It rained, so my Bridal party worked all day the day before to clear out the old tobacco barn on the property and set it up for the ceremony. It looked fantastic and was all due to their hard work.
Jason and I decided to buy each other unique wedding rings without the other person knowing what it looked like. He got mine made by an artist in Colorado who crafted white gold on molds of twigs and leaves. He got a teal diamond chip put in it as a “dewdrop” because teal is my favorite color. He said he wanted to get me an elvish looking ring because I love Lord of the Rings so much.
His ring was made by an artist in North Carolina who specializes in wooden rings. It’s chestnut and sterling, made from the stock of a 1903 Springfield rifle, which was the main gun used by American troops in WWI. It was also the gun used by Teddy Roosevelt on his African safaris and during his time as a Rough Rider. Jason’s hero is Teddy Roosevelt. It’s also got a strip of epoxied wool olive drab from a WWI uniform on one side.

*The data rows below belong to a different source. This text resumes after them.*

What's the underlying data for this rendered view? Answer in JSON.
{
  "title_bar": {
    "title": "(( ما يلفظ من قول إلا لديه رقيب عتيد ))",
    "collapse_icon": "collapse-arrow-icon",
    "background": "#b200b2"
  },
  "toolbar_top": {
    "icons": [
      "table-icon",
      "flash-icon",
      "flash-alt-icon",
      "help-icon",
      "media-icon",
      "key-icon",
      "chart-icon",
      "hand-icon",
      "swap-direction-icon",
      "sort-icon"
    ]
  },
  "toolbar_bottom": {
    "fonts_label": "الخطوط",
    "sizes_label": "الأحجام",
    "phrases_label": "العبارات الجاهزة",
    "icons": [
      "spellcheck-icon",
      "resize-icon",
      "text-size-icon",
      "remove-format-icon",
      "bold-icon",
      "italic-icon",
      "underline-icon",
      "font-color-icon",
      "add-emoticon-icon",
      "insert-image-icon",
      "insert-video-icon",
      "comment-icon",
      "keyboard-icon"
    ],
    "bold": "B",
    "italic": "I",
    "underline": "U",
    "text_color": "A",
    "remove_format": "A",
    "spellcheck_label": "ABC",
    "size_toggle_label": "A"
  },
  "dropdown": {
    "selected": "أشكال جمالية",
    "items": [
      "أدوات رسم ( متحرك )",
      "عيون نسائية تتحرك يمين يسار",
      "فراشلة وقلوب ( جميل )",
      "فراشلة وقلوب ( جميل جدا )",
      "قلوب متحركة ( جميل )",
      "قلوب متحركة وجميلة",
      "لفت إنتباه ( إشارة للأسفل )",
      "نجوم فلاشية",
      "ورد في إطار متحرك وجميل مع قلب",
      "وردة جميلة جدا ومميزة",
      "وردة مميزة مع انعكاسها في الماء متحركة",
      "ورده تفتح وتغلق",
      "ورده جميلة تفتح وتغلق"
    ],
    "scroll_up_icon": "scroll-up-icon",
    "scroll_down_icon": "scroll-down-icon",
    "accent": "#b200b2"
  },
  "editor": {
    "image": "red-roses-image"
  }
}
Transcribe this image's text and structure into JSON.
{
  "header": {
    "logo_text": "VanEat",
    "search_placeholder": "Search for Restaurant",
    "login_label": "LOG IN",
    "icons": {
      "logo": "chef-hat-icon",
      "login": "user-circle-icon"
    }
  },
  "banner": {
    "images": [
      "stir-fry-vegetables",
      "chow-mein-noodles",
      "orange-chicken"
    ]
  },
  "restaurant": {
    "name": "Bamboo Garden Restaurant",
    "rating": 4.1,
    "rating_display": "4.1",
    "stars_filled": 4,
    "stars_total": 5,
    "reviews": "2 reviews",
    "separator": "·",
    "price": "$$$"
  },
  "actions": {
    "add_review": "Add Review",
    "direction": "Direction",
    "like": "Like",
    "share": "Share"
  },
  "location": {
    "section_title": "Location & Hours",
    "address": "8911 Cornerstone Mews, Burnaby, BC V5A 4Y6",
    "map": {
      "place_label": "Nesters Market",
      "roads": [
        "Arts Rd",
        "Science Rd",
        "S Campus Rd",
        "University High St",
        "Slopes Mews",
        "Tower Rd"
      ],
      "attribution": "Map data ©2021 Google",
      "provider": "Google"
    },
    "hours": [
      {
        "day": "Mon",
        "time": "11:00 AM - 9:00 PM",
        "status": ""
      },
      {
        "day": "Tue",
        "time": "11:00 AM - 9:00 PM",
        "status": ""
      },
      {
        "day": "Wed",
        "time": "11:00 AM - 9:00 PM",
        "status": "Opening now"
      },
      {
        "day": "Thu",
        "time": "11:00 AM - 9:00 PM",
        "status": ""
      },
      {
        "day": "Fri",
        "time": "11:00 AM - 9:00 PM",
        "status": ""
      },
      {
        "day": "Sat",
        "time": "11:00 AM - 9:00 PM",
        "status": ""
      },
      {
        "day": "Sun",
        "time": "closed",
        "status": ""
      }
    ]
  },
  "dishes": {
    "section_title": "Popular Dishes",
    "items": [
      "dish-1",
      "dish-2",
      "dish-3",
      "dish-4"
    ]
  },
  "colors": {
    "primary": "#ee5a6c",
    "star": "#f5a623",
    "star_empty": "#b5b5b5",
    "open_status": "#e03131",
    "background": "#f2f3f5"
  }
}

It’s the ultimate history ring for my husband who is an archeologist and history buff.
We cut the cake with a trowel (don’t worry, it was new) as a nod to his love of archeology.”
Halle’s (my daughter/assistant) favorite Jason quote from the day: turning to his bride as she follows him into the woods “fancy meeting you here!”
And my favorite Jason quote: to me as I was tromping through the mud and rain “whatever she’s paying you, it’s not enough.”